That may be the price we have to pay. I have concluded that it's time to get private insurance out of the business of running and paying for health care, even if we were able to get every man, woman and child a health insurance policy, especially when insurance is used, as it often is now, as a way for huge corporations to gain a stranglehold on markets, and take all choice away from patients. Even if it means that many of my colleagues, including in my own family, wind up having to sell (probably at a substantial loss) what they've spent their lives building.

You see, while I understand capitalism, I also firmly believe that in an enlightened, wealthy society, we really have to do what does the most good for the most people. And if we believe that health care is a right and not a privilege, polishing the edges of a system that is rotten at the core will never get there.

I say this knowing that the overwhelming majority of physicians whom I represent at the AMA are vehemently opposed to the concept of single payer health care. Some of the opposition is not rational, but much of it is. If single payer were implemented poorly, it could turn our current system into something even worse.

Coming Out

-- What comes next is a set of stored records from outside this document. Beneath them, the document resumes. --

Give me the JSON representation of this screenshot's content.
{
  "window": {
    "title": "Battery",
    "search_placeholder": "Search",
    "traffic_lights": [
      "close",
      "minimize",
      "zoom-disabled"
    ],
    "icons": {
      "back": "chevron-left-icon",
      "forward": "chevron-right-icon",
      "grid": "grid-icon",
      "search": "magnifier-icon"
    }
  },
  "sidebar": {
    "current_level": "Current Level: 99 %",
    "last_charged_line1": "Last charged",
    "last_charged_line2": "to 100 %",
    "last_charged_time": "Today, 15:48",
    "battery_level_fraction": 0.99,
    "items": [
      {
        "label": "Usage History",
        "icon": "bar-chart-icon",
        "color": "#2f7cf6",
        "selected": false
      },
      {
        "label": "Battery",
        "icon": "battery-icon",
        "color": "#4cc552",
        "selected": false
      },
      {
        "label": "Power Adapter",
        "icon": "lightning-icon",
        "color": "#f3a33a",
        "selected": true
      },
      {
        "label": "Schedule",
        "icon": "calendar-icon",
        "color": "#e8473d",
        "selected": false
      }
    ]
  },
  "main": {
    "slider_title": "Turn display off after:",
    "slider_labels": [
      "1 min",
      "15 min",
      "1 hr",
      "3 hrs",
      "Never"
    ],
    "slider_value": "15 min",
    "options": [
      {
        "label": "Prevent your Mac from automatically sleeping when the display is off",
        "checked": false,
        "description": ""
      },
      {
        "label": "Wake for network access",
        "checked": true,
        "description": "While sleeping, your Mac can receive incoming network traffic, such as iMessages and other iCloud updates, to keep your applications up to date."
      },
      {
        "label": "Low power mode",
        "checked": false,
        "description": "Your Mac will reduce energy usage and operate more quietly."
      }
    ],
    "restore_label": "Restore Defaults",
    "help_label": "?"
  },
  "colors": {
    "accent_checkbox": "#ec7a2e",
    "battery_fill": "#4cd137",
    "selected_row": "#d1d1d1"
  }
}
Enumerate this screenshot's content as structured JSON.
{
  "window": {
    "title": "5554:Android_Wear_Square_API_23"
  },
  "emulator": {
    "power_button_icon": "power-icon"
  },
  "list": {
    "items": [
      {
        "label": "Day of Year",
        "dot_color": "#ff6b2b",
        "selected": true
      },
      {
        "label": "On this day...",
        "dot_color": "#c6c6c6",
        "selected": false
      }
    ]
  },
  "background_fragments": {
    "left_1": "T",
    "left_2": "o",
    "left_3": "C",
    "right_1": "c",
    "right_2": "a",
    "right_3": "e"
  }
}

So, I'm "coming out". I will say it: We need a true single-payer system in this country, but unlike Medicare, it has to done right. If it's done via insurance contractors, with all the control given to powerful hospitals and integrated systems, we will continue to have a disaster, perhaps worse than the one we have now, with the same disconnect in the marketplace that we have now between purchasers and users of health care and all of the upside-down incentives and rewards that have so perverted our current system.

We have to copy the very best of successful systems elsewhere. We have to make sure that physicians who have invested their careers and risked their own finances in developing practices are not destroyed. As a country, the last thing we an afford is to force physicians in their 50s into early retirement -- we already have severe shortages in many specialties and geographic areas, so a "tough shit" attitude about physicians is in NOBODY'S best interests. We need the input from the people who actually understand and provide health care in designing and running the system.

IF single payer were done right, the extinction scenario for practices not owned by huge conglomerates might not come to pass. In fact, it's possible that the opposite would be true. But that would take a huge amount of political will. More political will than we have ever seen to date from the likes of Harry Reid and Max Baucus.

I'm looking forward to the discussion I'm hoping this diary will generate -- especially from you physicians lurking out there.

* * * * * *

UPDATE (midnight MDT): I posted this diary right before going to dinner with two physicians I respect greatly -- the major topic of discussion was health system reform! -- and returned home to find this atop the Rec List. Thank you all for the incredibly gracious comments, and even more for the excellent discussion. I hope you'll forgive any comments of mine below that aren't as clear or as concise as they might be after two glasses of wine.  :-)

But most importantly, I really have a renewed sense of optimism that we can all work together to bring about meaningful reform.

I'll be attending the annual meeting of the AMA in Chicago that starts a week from now. I'm sure that health system reform will be topic #1 for the entire meeting. I'll be happy to provide updates.

And -- go get 'em nyceve!!

UPDATE (Friday morning) -- I must mention Paul Krugman's column today on health system reform, entitled Keeping Them Honest. Two guesses on who "Them" refers to:

... let me offer Congress two pieces of advice:

  1. Don’t trust the insurance industry.
  2. Don’t trust the insurance industry.

I can't think of a better possible way to close this diary.

  • * * * * *

No comments:

Post a Comment